We took a break from adoption paperwork for a few weeks after the miscarriage but we’ve been back at it lately. This is the unexciting feels-like-work part of the process. It’s a good change, though, because it’s becoming something that’s just part of my life, just part of the daily routine. I’m trying to work on a little bit of it every few days. It feels great to be making progress and put energy back into it after the break; actually, it feels more like it’s putting energy back into me. Right now our blackbird baby is just a lot of paperwork and it’s easy to lose sight of the end result: our baby, in our house, growing up with our two dogs (who will be *fantastic* playmates as they get older together), and joining our family pictures from now until eternity. By the way, have I mentioned where the nickname “blackbird” came from? Red-wing blackbirds are my favorite birds. They bring back sweet honey-tinted memories of bike rides down our country road while I was very small. Their call, their color, and their habitat all mean “home” to me – home with summer lemonade on the picnic table, with play dates on the nearby dairy farm, with “leaf soup” and rare salamander sightings in the drainage ditches. Plus, there’s this poem that I love.

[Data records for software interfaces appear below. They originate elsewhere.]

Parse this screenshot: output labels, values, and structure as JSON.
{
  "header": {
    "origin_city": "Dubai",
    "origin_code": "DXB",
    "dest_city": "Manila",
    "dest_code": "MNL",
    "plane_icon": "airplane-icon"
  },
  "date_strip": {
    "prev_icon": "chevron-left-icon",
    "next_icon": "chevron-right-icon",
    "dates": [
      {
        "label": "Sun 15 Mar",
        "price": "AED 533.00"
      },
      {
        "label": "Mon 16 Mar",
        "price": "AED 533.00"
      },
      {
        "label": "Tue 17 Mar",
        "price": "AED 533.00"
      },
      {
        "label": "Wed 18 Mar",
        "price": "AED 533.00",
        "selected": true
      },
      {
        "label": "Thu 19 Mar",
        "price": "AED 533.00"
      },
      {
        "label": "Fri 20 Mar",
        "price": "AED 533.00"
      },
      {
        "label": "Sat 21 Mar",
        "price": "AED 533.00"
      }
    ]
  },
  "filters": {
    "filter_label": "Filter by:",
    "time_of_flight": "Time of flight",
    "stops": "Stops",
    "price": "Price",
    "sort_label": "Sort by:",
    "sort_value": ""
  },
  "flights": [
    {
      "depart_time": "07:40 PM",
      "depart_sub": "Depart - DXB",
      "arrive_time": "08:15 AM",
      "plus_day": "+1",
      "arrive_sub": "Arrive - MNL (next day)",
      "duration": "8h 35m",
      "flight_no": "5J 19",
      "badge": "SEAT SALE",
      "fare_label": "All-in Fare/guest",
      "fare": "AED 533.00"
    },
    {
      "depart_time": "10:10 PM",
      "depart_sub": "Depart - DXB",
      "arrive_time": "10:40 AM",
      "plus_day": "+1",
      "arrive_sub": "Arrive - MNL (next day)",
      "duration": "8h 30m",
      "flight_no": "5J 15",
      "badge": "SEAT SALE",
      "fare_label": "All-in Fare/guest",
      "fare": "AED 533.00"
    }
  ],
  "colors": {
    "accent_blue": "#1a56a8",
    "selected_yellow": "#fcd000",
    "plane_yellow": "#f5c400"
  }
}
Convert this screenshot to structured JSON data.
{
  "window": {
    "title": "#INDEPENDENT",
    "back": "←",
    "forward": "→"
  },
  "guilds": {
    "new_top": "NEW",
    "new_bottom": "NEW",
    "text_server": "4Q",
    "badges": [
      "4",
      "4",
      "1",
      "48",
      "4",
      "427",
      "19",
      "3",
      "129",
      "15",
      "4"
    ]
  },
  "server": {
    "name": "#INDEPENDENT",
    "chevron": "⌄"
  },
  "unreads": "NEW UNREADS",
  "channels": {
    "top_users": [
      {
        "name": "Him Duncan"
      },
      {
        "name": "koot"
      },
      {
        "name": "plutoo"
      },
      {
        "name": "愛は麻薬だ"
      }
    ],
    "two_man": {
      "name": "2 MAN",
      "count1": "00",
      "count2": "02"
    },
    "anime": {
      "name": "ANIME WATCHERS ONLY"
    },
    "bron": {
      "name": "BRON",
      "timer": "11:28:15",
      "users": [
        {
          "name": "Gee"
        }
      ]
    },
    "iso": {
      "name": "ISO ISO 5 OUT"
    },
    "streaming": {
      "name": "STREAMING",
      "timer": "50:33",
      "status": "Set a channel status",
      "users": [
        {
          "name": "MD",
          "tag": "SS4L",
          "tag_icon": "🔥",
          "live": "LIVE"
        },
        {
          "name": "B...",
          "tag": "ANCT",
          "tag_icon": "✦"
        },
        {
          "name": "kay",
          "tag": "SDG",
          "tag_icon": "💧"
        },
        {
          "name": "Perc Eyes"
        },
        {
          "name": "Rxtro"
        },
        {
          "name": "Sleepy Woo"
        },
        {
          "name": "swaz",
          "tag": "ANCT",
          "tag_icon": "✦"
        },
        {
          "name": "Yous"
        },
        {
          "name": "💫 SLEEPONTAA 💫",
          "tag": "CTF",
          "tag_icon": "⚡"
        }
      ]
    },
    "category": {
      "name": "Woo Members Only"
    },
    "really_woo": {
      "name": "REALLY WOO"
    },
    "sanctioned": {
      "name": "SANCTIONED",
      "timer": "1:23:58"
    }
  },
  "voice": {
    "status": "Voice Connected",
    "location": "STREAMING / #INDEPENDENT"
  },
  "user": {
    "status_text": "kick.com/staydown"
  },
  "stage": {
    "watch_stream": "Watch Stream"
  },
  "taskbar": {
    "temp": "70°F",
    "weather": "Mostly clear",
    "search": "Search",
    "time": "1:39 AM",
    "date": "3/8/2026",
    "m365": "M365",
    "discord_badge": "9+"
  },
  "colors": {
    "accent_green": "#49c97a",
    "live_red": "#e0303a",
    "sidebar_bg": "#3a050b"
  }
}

The Brook, by Edward ThomasSeated once by a brook, watching a childChiefly that paddled, I was thus beguiled.Mellow the blackbird sang and sharp the thrushNot far off in the oak and hazel brush,Unseen. There was a scent like honeycombFrom mugwort dull. And down upon the domeOf the stone the cart-horse kicks against so oftA butterfly alighted. From aloftHe took the heat of the sun, and from below.On the hot stone he perched contented so,As if never a cart would pass againThat way; as if I were the last of menAnd he the first of insects to have earthAnd sun together and to know their worth.I was divided between him and the gleam,The motion, and the voices, of the stream,The waters running frizzled over gravel,That never vanish and for ever travel.A grey flycatcher silent on a fenceAnd I sat as if we had been there sinceThe horseman and the horse lying beneathThe fir-tree-covered barrow on the heath,The horseman and the horse with silver shoes,Galloped the downs last. All that I could loseI lost. And then the child’s voice raised the dead.“No one’s been here before” was what she saidAnd what I felt, yet never should have foundA word for, while I gathered sight and sound.